Great Expectations

For a lot of people the Holidays suck.  I see folks in my office that are more depressed than usual.  Family can be a big disappointment and stressor.  People have an ideal in their head that can't be met, either because they can't control the people who would make it possible, or their ideal is too perfect.  Their ideal is too idealized.  Which, I guess if you can't control people, would make your ideal too perfect.  So that's redundant.

When you have a child with a difference, the bar for ideal is lowered.

It is not just that you can't put up that awesome train track that runs around the ceiling.  You can't put up a Christmas tree, because your child eats/breaks the ornaments.  And bites the lights off the light strand (true story.)

Christmas gifts are a challenge.  Either your child has this very exact idea of presents ($250 for a Lego set, I think not!  You want the components to build a real submarine?)  Or your nonverbal child is a challenge to buy for.  And, of course, his birthday falls in the same month as Christmas.

Schedules are all screwed up.  You have no idea of what this means unless your child just cannot tolerate change.  My kids are pretty good with it up to a point.  But I actually read about a child who has to go into therapy every December.  On the other hand, I wish Nathan was high enough functioning to benefit from therapy.  Ironic thought.

Family is all screwed up.  I mean family = screw up.  I know that.  And anytime family is expected to get together in loving-kindness that is the synonym for nuclear disaster.  That's what nuclear family means, right? 

But going to someone's house?  With 2 unsecured doors.  A pond and a creek nearby.  Knick knacks everywhere?  That means that one person is dedicated to monitoring the child. 

At.  All.  Times. 

In our family that means us parents.  The only people who acknowledge that need are unable to keep up with him.  And that is FUCKING STRESSFUL.  And, for us, seeing family means staying at a hotel.  When our kids are already on edge.  AWEsome.

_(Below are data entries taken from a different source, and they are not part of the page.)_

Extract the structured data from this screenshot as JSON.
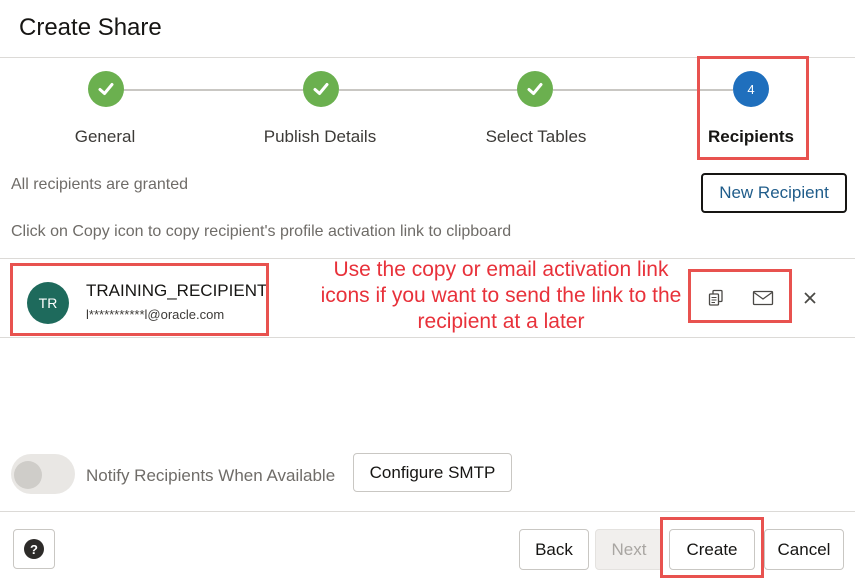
{
  "dialog": {
    "title": "Create Share"
  },
  "steps": [
    {
      "label": "General",
      "state": "done"
    },
    {
      "label": "Publish Details",
      "state": "done"
    },
    {
      "label": "Select Tables",
      "state": "done"
    },
    {
      "label": "Recipients",
      "state": "current",
      "number": "4"
    }
  ],
  "recipients_section": {
    "granted_text": "All recipients are granted",
    "new_recipient_label": "New Recipient",
    "copy_hint": "Click on Copy icon to copy recipient's profile activation link to clipboard"
  },
  "recipient": {
    "initials": "TR",
    "name": "TRAINING_RECIPIENT",
    "email": "l***********l@oracle.com"
  },
  "annotation": {
    "text": "Use the copy or email activation link icons if you want to send the link to the recipient at a later",
    "color": "#e8313a"
  },
  "notify": {
    "label": "Notify Recipients When Available",
    "configure_label": "Configure SMTP"
  },
  "footer": {
    "help_label": "?",
    "back_label": "Back",
    "next_label": "Next",
    "create_label": "Create",
    "cancel_label": "Cancel"
  },
  "colors": {
    "step_done": "#6bb04f",
    "step_current": "#1f6fbd",
    "avatar": "#1e6a5c",
    "highlight": "#e8524f"
  }
}
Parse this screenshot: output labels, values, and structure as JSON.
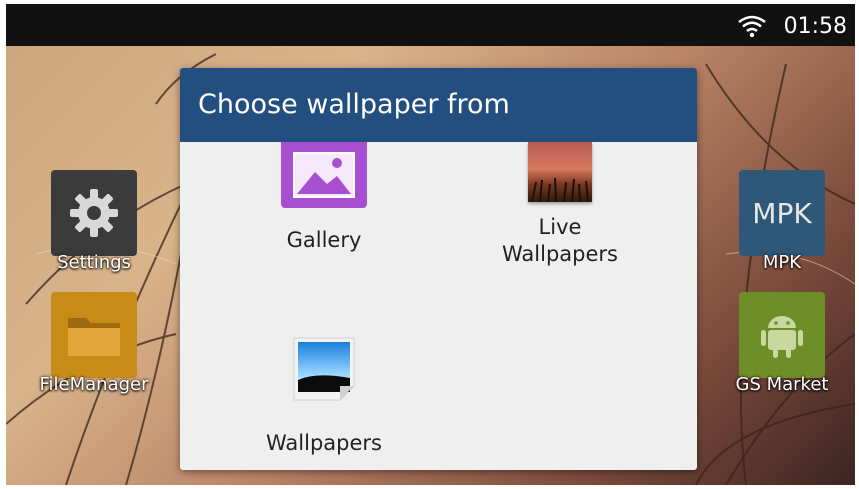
{
  "status_bar": {
    "time": "01:58",
    "icon": "wifi-icon"
  },
  "home_apps": {
    "settings": {
      "label": "Settings",
      "icon": "gear-icon"
    },
    "file_manager": {
      "label": "FileManager",
      "icon": "folder-icon"
    },
    "mpk": {
      "label": "MPK",
      "tile_text": "MPK"
    },
    "gs_market": {
      "label": "GS Market",
      "icon": "android-icon"
    }
  },
  "dialog": {
    "title": "Choose wallpaper from",
    "options": [
      {
        "label": "Gallery",
        "icon": "gallery-icon"
      },
      {
        "label_line1": "Live",
        "label_line2": "Wallpapers",
        "icon": "live-wallpapers-icon"
      },
      {
        "label": "Wallpapers",
        "icon": "wallpapers-icon"
      }
    ]
  },
  "colors": {
    "dialog_header": "#224f80",
    "dialog_body": "#efefef",
    "gallery": "#a64fd1",
    "mpk_tile": "#2f5878",
    "android_tile": "#6e8e28"
  }
}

It is also the season of giving.  Unwelcome advice.  "Should you be letting him eat that?  I heard sugar can make kids more hyper."  Really.  So why the hell did you leave it out?  He has absolutely NO impulse control.  And I'm supposed to be the sugar police?  If you thought it was important, why did you need to make it? 


But mostly it's that ideal.  Another of those things that remind you what you don't have.  What your kid doesn't do.

Those things that you always imagined doing with your kid.  First day of school (not the same when your kid is 3 and just aged out of EI and into school and doesn't talk.)  Playing sports.  First  dance.  First kiss (Will that ever happen?) 

And Christmas.  The thought that you would wrap presents and then have a few "ew underwear" and more "WOW!  That's terrific!"  That giving a bike would be neato, not a skill that he doesn't have yet.  Or a means to escape faster than you can run.  That you would share the excitement of how you remember Christmas. 

And, it's gone.  It never was.  Just like the expectations of what you would do with your child through the years.  You may dream different dreams now.  But there is always that twist of loss.  I love my kids and wouldn't give them back or trade them in.  But I miss that little ideal that never was.

And the guilt that you grieve the child you never had.

Ah...the guilt. 


  1. Just keep 'em all alive is pretty much my goal. And anyone who gives me advice will probably not try it again. I'm just a bundle of good tidings!!


Post a Comment

Popular posts from this blog

Keeping it together


An Open Letter to the Psychologist Who denied my Son's Hours